Otis Rolley is scrambling up porches in a quiet West Baltimore neighborhood, undaunted by a steady drizzle. He leaps over baby gates, dodges yapping poodles and asks voters to support him in the primary election.
A few years ago, few outside City Hall and local urban-planning circles were familiar with Rolley. Today, his purple campaign signs dot neighborhoods throughout the city, and supporters include young professionals and technology leaders.
In this neighborhood of tidy brick rowhomes just south of Mondawmin Mall, residents say they have gotten to know the 37-year-old candidate through his dogged campaigning.
"I like him because he's honest. He's a family man and he cares about the issues that affect families," said Denise McNeil, a makeup artist. "He seems like he has a kind heart."
Rolley has mounted an aggressive campaign, rolling out detailed position papers that underscore his background in urban planning.
"If you need medical attention, you should go see a doctor. If you need legal help … go see an attorney," Rolley said at a recent candidates' forum. "It's time that we had a mayor who was not a career politician, but that understood cities, that has studied cities. We need someone who … will face those challenges, not with political rhetoric, not with campaign slogans, but with real plans and concrete ideas."
Rolley says frequently that growing up in Jersey City, N.J., has helped him understand the problem of persistent poverty in Baltimore. He cites his own experience attending a program for talented students as evidence of the transformative power of education.
Rolley came to Baltimore in the late 1990s to work in the city Department of Housing and Community Development. He served as the city's planning director for four years under Mayor Martin O'Malley, and then helped lead Sheila Dixon's transition committee and served as her chief of staff for her first year in office.
Rolley sees a path to victory in reaching out directly to voters. He says his campaign has knocked on 45,000 doors, and he believes that he could win with as few as 30,000 votes — assuming the voter turnout is as low as it was in 2007.
One of the more colorful emails from his campaign included a photo of his battered shoes, showing holes worn from long days of canvassing.
"We knew from the beginning that we weren't going to have as much money as the incumbent," said Rolley. "But if I win, it shows I can do a lot with limited resources."

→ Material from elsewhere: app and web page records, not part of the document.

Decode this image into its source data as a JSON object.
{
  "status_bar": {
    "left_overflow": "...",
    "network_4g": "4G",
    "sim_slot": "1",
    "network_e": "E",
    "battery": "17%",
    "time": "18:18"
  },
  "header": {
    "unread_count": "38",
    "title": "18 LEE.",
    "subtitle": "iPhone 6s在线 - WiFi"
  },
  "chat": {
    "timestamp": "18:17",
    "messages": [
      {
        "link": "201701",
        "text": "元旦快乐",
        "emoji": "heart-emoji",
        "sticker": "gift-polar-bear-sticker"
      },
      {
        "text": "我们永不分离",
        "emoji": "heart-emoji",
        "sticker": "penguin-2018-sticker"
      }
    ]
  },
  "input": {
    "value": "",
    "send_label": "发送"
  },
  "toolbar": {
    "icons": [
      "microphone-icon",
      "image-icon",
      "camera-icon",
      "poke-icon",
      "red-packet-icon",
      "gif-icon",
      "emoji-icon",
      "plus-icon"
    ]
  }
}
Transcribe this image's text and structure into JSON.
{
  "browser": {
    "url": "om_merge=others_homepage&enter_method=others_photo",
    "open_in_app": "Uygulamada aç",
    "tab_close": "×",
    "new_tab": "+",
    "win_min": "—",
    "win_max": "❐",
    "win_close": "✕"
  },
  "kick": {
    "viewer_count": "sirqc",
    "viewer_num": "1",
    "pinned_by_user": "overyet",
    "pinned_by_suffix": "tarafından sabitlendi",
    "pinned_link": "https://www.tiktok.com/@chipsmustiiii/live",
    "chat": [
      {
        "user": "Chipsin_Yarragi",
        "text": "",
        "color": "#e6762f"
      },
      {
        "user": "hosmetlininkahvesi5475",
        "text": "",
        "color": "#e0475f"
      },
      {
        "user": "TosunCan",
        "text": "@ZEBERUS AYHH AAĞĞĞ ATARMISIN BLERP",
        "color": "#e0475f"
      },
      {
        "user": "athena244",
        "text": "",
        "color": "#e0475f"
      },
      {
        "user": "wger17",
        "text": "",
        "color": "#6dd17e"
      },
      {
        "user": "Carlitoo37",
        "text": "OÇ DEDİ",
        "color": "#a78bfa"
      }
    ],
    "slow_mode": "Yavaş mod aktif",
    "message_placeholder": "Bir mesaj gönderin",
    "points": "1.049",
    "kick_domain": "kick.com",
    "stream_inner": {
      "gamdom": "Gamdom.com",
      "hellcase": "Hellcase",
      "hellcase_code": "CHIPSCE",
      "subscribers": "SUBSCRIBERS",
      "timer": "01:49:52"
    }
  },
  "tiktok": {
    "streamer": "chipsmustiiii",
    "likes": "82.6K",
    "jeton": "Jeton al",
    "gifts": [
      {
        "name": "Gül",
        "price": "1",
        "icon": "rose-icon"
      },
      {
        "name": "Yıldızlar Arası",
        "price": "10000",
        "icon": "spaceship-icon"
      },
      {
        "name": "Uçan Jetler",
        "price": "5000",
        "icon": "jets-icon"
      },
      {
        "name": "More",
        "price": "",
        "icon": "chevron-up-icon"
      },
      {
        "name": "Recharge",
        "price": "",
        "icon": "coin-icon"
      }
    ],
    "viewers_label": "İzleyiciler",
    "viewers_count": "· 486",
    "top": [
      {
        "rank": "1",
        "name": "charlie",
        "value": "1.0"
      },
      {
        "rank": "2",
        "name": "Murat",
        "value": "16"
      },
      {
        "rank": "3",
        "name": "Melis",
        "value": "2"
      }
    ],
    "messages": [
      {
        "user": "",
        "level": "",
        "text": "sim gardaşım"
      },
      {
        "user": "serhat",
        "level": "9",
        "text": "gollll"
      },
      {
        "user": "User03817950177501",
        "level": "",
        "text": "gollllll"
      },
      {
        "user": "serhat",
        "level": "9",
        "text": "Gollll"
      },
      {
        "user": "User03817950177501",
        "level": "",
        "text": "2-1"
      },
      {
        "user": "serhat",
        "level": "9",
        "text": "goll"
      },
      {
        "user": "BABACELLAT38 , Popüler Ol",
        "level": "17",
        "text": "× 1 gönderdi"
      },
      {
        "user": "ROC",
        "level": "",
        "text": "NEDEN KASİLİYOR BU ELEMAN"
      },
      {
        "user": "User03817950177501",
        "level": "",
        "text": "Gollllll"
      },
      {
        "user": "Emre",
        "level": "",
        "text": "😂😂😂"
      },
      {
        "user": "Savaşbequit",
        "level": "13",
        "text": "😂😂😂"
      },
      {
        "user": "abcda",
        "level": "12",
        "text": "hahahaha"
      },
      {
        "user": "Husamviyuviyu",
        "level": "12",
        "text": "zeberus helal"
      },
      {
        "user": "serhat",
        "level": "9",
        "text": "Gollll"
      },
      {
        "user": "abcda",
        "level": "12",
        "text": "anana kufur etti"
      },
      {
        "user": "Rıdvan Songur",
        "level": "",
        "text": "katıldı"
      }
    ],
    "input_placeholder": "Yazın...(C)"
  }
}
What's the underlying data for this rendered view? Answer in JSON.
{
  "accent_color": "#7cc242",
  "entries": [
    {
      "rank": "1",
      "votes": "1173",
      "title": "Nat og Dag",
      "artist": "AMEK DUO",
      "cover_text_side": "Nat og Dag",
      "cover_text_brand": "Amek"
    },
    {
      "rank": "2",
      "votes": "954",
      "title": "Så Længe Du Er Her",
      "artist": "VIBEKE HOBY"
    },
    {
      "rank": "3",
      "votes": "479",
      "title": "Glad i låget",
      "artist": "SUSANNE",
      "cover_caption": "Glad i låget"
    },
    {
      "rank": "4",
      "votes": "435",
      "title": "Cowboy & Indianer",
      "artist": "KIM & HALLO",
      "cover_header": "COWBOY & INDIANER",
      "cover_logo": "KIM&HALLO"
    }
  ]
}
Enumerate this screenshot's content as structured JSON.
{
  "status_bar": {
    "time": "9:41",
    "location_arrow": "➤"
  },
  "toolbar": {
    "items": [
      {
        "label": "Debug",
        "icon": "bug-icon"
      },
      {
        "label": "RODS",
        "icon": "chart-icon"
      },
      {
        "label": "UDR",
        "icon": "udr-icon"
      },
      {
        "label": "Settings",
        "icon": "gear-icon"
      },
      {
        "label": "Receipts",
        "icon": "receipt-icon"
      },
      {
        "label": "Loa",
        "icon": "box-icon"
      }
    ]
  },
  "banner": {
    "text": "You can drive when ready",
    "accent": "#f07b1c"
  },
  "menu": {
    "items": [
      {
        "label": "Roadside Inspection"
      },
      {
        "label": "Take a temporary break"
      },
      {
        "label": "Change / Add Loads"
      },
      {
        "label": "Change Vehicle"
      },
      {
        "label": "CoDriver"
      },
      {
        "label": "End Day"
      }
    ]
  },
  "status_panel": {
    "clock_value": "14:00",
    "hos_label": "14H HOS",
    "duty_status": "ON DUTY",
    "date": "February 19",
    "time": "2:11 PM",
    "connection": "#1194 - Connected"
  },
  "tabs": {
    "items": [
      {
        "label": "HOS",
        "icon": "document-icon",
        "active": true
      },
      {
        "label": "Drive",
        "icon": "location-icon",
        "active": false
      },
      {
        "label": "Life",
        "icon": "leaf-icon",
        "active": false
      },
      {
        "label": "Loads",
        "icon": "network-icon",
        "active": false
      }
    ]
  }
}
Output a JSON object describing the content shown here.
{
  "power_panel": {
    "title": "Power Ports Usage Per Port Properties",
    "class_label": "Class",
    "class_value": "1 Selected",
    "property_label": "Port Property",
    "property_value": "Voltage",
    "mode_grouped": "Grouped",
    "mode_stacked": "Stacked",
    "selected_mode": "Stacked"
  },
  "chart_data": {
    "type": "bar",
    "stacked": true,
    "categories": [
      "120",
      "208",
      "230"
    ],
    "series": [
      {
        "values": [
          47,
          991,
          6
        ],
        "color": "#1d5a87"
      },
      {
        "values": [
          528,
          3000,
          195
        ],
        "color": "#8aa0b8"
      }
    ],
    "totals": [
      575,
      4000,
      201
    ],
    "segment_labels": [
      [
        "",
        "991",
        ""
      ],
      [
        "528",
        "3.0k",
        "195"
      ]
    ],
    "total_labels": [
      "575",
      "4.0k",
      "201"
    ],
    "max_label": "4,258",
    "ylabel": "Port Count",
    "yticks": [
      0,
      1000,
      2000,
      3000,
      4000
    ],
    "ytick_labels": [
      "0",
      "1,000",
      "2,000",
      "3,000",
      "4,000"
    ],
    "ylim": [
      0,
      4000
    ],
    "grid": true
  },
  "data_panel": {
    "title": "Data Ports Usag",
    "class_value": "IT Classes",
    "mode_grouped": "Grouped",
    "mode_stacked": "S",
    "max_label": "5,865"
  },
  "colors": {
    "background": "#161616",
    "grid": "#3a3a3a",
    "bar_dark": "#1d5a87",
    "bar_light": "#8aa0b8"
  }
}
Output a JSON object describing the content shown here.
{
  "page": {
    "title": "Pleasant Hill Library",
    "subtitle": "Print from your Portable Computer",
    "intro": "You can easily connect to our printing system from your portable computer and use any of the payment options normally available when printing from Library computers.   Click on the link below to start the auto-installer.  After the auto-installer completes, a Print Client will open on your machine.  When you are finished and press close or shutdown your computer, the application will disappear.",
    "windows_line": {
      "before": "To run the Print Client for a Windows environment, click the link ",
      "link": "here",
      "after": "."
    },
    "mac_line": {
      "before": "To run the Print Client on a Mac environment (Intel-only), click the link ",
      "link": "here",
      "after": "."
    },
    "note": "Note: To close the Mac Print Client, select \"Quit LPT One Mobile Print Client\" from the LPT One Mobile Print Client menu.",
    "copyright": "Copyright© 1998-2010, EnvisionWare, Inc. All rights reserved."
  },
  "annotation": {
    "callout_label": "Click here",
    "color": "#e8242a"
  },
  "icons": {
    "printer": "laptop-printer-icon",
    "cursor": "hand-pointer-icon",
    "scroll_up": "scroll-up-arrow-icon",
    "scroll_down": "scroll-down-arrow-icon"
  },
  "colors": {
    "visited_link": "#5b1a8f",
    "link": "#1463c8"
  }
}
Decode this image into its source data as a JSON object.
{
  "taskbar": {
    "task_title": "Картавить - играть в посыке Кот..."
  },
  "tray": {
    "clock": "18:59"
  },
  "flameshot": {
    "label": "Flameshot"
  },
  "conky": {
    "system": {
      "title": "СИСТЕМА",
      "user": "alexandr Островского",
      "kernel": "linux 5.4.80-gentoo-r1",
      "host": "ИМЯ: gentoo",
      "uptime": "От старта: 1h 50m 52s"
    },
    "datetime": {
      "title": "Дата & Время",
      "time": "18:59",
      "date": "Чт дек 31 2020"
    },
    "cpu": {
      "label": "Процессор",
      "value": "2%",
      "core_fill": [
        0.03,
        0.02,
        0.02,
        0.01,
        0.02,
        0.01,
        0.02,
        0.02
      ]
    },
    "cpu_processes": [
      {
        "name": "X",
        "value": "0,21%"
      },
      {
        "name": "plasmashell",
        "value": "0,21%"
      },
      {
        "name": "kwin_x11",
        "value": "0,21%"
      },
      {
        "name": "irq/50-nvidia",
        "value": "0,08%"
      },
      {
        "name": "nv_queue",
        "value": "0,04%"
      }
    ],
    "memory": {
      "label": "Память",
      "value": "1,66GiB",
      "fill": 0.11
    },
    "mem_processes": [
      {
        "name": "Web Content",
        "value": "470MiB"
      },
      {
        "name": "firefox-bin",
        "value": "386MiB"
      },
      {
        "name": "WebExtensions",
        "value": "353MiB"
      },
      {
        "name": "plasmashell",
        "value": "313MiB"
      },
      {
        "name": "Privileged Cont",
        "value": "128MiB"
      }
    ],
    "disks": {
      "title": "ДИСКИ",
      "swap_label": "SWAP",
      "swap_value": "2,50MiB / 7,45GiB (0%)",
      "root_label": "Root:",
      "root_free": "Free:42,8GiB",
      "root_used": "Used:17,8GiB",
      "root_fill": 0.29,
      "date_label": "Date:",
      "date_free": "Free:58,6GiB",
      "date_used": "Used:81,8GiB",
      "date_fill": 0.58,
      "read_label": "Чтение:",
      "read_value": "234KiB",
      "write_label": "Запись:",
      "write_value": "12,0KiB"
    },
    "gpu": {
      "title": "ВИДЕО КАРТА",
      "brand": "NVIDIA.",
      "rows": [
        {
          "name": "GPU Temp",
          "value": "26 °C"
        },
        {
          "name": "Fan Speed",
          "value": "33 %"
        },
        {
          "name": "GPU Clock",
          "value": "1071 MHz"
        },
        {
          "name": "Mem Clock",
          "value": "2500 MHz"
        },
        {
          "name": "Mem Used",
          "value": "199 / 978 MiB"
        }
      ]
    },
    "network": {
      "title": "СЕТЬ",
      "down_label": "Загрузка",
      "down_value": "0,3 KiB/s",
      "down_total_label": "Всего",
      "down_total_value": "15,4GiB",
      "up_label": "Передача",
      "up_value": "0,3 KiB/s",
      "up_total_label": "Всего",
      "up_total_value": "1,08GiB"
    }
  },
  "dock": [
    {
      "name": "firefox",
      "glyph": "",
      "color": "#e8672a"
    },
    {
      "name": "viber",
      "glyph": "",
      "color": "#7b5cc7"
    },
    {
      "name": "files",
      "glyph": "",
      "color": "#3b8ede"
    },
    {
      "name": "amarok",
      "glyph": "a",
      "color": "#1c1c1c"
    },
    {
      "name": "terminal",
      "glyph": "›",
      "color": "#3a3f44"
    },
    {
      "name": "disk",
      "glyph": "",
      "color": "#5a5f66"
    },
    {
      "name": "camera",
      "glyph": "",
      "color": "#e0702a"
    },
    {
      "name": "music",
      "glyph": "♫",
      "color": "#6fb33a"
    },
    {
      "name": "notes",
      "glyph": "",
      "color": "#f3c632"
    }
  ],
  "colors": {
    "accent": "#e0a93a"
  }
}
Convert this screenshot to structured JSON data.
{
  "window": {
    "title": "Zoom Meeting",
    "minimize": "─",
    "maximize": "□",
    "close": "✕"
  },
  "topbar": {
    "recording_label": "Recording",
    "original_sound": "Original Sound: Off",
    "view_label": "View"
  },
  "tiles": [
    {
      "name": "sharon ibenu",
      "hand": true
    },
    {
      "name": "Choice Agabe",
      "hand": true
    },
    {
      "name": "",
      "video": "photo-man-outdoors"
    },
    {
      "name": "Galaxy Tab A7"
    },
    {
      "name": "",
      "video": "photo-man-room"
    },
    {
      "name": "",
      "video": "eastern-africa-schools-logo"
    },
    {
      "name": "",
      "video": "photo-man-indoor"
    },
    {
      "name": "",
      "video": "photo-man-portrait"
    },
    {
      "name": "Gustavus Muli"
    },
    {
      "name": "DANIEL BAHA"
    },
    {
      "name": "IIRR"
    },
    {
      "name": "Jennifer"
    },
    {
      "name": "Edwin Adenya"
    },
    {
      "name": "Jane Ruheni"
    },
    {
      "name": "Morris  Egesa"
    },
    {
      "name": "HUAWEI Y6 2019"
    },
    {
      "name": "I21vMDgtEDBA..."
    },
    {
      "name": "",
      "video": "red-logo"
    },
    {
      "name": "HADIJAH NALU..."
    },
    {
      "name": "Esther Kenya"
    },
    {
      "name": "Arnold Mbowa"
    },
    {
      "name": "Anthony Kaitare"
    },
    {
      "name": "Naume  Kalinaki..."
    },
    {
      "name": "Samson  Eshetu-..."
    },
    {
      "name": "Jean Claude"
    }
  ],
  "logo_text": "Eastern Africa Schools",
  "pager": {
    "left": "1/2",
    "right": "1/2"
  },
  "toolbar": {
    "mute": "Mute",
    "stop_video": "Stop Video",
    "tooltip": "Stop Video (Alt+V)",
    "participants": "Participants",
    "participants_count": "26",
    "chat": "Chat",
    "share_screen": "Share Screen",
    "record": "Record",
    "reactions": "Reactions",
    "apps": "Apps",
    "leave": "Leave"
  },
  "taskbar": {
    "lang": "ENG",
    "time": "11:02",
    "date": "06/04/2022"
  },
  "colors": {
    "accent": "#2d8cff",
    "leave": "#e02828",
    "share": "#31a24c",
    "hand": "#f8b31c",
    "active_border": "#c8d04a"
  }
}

Married, three children.
Lincoln High School; B.A., Rutgers College; Master's in City Planning, Massachusetts Institute of Technology.
Senior manager, Urban Policy Development Consulting
Public Offices Held:
Chief of Staff to Mayor Sheila Dixon, 2007; Baltimore Director of Planning, 2003-07
Why are you running for mayor?
I'm the only candidate who has real plans to improve our schools, create jobs, make us safer and cut property taxes for every homeowner.
What is the greatest challenge facing Baltimore?
Our biggest challenge is our continued loss of population.
How do you intend to address it?
I will focus on the reasons people leave Baltimore or never come here in the first place: crime, underperforming schools, and a lack of investment in our neighborhoods. I will ask voters to hold me accountable for results.